Reviewing the Evidence on Caps

By Ron Chusid

The insurance industry has a huge stake in caps. Whether or not they help physicians, insurance companies clearly benefit from lower payouts, Therefore the insurance companies, aided by conservative think tanks, have worked hard to discredit any evidence against them. The criticism of the Weiss Report, not surprisingly, originated from an insurance trade organization.

Others are not so quick to question their findings. For example, when the Knight Ridder newspapers reviewed their findings, they found them corroborated by facts such as that, although Kansas adopted a $250,000 cap in 1991, "Annual insurance premiums, however, have jumped a whopping 59.1 percent, from $14,669 in 1991 to $23,335 in 2002." (Witchita Eagle, 6/21/03)

This could easily go back and forth with opposing opinions as I'm sure that Ted and I both have many more quotes on either side of the issue. This just reinforces the fact that any evidence in support of caps remains murky and controversial.

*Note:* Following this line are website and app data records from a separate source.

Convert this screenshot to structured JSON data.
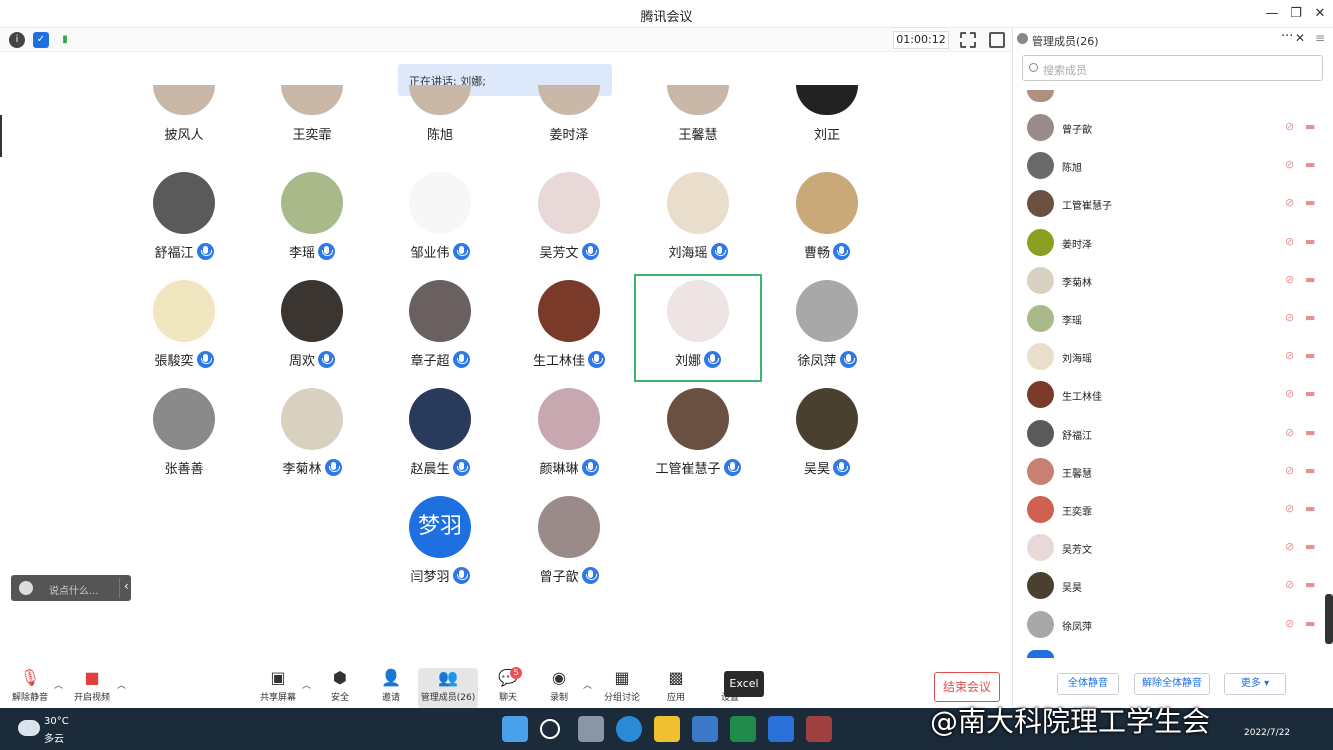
{
  "window": {
    "title": "腾讯会议"
  },
  "toolbar": {
    "timer": "01:00:12"
  },
  "speaking": {
    "text": "正在讲话: 刘娜;"
  },
  "partial_row": [
    {
      "name": "披风人",
      "mic": true
    },
    {
      "name": "王奕霏",
      "mic": true
    },
    {
      "name": "陈旭",
      "mic": true
    },
    {
      "name": "姜时泽",
      "mic": true
    },
    {
      "name": "王馨慧",
      "mic": true
    },
    {
      "name": "刘正",
      "mic": false
    }
  ],
  "grid": [
    {
      "name": "舒福江",
      "mic": true,
      "color": "#5a5a5a"
    },
    {
      "name": "李瑶",
      "mic": true,
      "color": "#a9b98a"
    },
    {
      "name": "邹业伟",
      "mic": true,
      "color": "#f7f7f7"
    },
    {
      "name": "吴芳文",
      "mic": true,
      "color": "#e8d8d8"
    },
    {
      "name": "刘海瑶",
      "mic": true,
      "color": "#e9ddcc"
    },
    {
      "name": "曹畅",
      "mic": true,
      "color": "#c9a87a"
    },
    {
      "name": "張駿奕",
      "mic": true,
      "color": "#f0e6c0"
    },
    {
      "name": "周欢",
      "mic": true,
      "color": "#3a3530"
    },
    {
      "name": "章子超",
      "mic": true,
      "color": "#6a6060"
    },
    {
      "name": "生工林佳",
      "mic": true,
      "color": "#7a3a2a"
    },
    {
      "name": "刘娜",
      "mic": true,
      "color": "#eee4e4"
    },
    {
      "name": "徐凤萍",
      "mic": true,
      "color": "#a8a8a8"
    },
    {
      "name": "张善善",
      "mic": false,
      "color": "#8a8a8a"
    },
    {
      "name": "李菊林",
      "mic": true,
      "color": "#d8d0c0"
    },
    {
      "name": "赵晨生",
      "mic": true,
      "color": "#2a3a5a"
    },
    {
      "name": "颜琳琳",
      "mic": true,
      "color": "#c8a8b0"
    },
    {
      "name": "工管崔慧子",
      "mic": true,
      "color": "#6a5040"
    },
    {
      "name": "吴昊",
      "mic": true,
      "color": "#4a4030"
    },
    {
      "name": "闫梦羽",
      "mic": true,
      "color": "#1e6fe0",
      "initials": "梦羽"
    },
    {
      "name": "曾子歆",
      "mic": true,
      "color": "#9a8a8a"
    }
  ],
  "chat": {
    "placeholder": "说点什么..."
  },
  "bottom": {
    "unmute": "解除静音",
    "video": "开启视频",
    "share": "共享屏幕",
    "security": "安全",
    "invite": "邀请",
    "members": "管理成员(26)",
    "chat": "聊天",
    "chat_badge": "5",
    "record": "录制",
    "breakout": "分组讨论",
    "apps": "应用",
    "settings": "设置",
    "tooltip": "Excel",
    "end": "结束会议"
  },
  "panel": {
    "title": "管理成员(26)",
    "search_placeholder": "搜索成员",
    "members": [
      {
        "name": "曾子歆",
        "color": "#9a8a8a"
      },
      {
        "name": "陈旭",
        "color": "#6a6a6a"
      },
      {
        "name": "工管崔慧子",
        "color": "#6a5040"
      },
      {
        "name": "姜时泽",
        "color": "#8aa020"
      },
      {
        "name": "李菊林",
        "color": "#d8d0c0"
      },
      {
        "name": "李瑶",
        "color": "#a9b98a"
      },
      {
        "name": "刘海瑶",
        "color": "#e9ddcc"
      },
      {
        "name": "生工林佳",
        "color": "#7a3a2a"
      },
      {
        "name": "舒福江",
        "color": "#5a5a5a"
      },
      {
        "name": "王馨慧",
        "color": "#c88070"
      },
      {
        "name": "王奕霏",
        "color": "#d06050"
      },
      {
        "name": "吴芳文",
        "color": "#e8d8d8"
      },
      {
        "name": "吴昊",
        "color": "#4a4030"
      },
      {
        "name": "徐凤萍",
        "color": "#a8a8a8"
      }
    ],
    "mute_all": "全体静音",
    "unmute_all": "解除全体静音",
    "more": "更多 ▾"
  },
  "taskbar": {
    "temp": "30°C",
    "weather": "多云",
    "date": "2022/7/22"
  },
  "watermark": "@南大科院理工学生会"
}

Ted inadvertently points out another argument against caps. There is considerable fear that caps will be overturn in court, making them less effective. Caps are unlikely to change the behavior of insurance companies (with regards to increasing rates) or of doctors (in practicing defensive medicine) if nobody has confidence they will hold up in court.

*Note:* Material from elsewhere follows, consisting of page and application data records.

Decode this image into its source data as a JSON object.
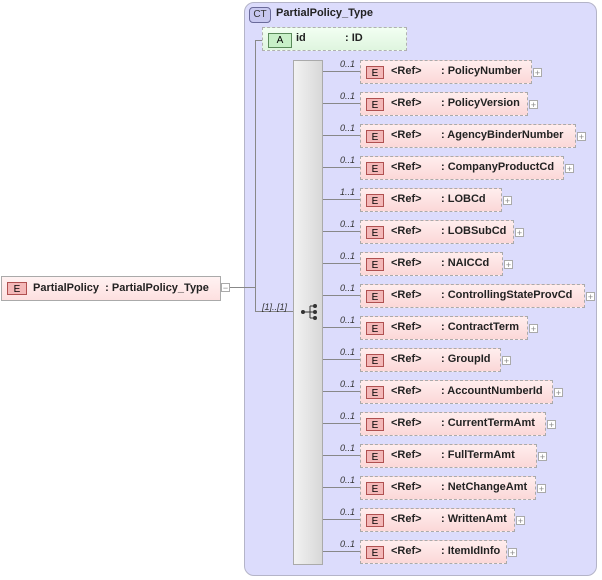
{
  "root": {
    "badge": "E",
    "name": "PartialPolicy",
    "type": ": PartialPolicy_Type",
    "collapse": "−"
  },
  "complex_type": {
    "badge": "CT",
    "title": "PartialPolicy_Type"
  },
  "attribute": {
    "badge": "A",
    "name": "id",
    "type": ": ID"
  },
  "sequence": {
    "multiplicity": "[1]..[1]"
  },
  "elements": [
    {
      "mult": "0..1",
      "badge": "E",
      "ref": "<Ref>",
      "type": ": PolicyNumber",
      "w": 172
    },
    {
      "mult": "0..1",
      "badge": "E",
      "ref": "<Ref>",
      "type": ": PolicyVersion",
      "w": 168
    },
    {
      "mult": "0..1",
      "badge": "E",
      "ref": "<Ref>",
      "type": ": AgencyBinderNumber",
      "w": 216
    },
    {
      "mult": "0..1",
      "badge": "E",
      "ref": "<Ref>",
      "type": ": CompanyProductCd",
      "w": 204
    },
    {
      "mult": "1..1",
      "badge": "E",
      "ref": "<Ref>",
      "type": ": LOBCd",
      "w": 142
    },
    {
      "mult": "0..1",
      "badge": "E",
      "ref": "<Ref>",
      "type": ": LOBSubCd",
      "w": 154
    },
    {
      "mult": "0..1",
      "badge": "E",
      "ref": "<Ref>",
      "type": ": NAICCd",
      "w": 143
    },
    {
      "mult": "0..1",
      "badge": "E",
      "ref": "<Ref>",
      "type": ": ControllingStateProvCd",
      "w": 225
    },
    {
      "mult": "0..1",
      "badge": "E",
      "ref": "<Ref>",
      "type": ": ContractTerm",
      "w": 168
    },
    {
      "mult": "0..1",
      "badge": "E",
      "ref": "<Ref>",
      "type": ": GroupId",
      "w": 141
    },
    {
      "mult": "0..1",
      "badge": "E",
      "ref": "<Ref>",
      "type": ": AccountNumberId",
      "w": 193
    },
    {
      "mult": "0..1",
      "badge": "E",
      "ref": "<Ref>",
      "type": ": CurrentTermAmt",
      "w": 186
    },
    {
      "mult": "0..1",
      "badge": "E",
      "ref": "<Ref>",
      "type": ": FullTermAmt",
      "w": 177
    },
    {
      "mult": "0..1",
      "badge": "E",
      "ref": "<Ref>",
      "type": ": NetChangeAmt",
      "w": 176
    },
    {
      "mult": "0..1",
      "badge": "E",
      "ref": "<Ref>",
      "type": ": WrittenAmt",
      "w": 155
    },
    {
      "mult": "0..1",
      "badge": "E",
      "ref": "<Ref>",
      "type": ": ItemIdInfo",
      "w": 147
    }
  ],
  "expand_symbol": "+"
}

Ted is both distorting the counter arguments and again mixing apples and oranges when claiming that his evidence "rebuts the Kerry-Edwards urban legends that the stock market, rather than increased liability awards, are responsible for the crisis." We do not claim that the malpractice crisis is due to the stock market. What is true, and was argued by others well before Kerry and Edwards began campaigning, is the correlation between rate increases (as opposed to an entire malpractice crisis) and declining investment income. It is no secret that insurance companies historically have made a substantial profit from investing money received in premiums. Increased premiums represented one way to offset the loss of this income source following the market crash. The loss of such stock market earnings does not account for problems such as frivolous suits, but has been one of the factors which have driven premium rate increases.

Hopefully we can now dispense with the nit picking and I can continue work on the more important issue of how Kerry's plan addresses a major failing of President Bush's plan with regards to directly addressing the problem of frivolous suits.

Posted at 10:42 AM | TrackBack (0)




Published by the Manhattan Institute

The Manhattan Insitute's Center for Legal Policy.